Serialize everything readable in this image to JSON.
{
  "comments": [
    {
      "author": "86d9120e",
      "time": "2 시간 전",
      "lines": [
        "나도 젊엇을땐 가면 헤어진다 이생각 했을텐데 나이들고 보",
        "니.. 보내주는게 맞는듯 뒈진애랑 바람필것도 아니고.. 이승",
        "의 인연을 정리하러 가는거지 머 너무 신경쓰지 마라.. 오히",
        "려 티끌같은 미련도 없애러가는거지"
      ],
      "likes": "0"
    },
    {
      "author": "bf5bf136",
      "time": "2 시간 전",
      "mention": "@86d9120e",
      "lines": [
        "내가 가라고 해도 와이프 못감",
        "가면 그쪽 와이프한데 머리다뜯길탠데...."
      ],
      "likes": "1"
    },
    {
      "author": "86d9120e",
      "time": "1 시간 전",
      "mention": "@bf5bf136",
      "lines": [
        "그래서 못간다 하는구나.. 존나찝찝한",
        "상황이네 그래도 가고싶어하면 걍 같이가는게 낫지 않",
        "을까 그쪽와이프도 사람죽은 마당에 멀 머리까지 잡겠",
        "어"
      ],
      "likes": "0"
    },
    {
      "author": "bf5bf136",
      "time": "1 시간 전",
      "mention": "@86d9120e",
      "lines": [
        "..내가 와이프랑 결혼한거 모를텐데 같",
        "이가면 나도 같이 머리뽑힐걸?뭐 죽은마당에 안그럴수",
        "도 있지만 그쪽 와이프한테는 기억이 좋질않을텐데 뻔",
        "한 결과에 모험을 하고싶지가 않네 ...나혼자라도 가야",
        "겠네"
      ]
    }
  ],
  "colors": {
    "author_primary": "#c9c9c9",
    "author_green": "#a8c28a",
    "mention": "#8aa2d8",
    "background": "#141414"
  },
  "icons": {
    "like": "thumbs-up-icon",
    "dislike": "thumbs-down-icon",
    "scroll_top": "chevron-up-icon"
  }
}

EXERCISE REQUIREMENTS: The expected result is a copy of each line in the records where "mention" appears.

EXERCISE RESPONSE:
      "mention": "@86d9120e",
      "mention": "@bf5bf136",
      "mention": "@86d9120e",
    "mention": "#8aa2d8",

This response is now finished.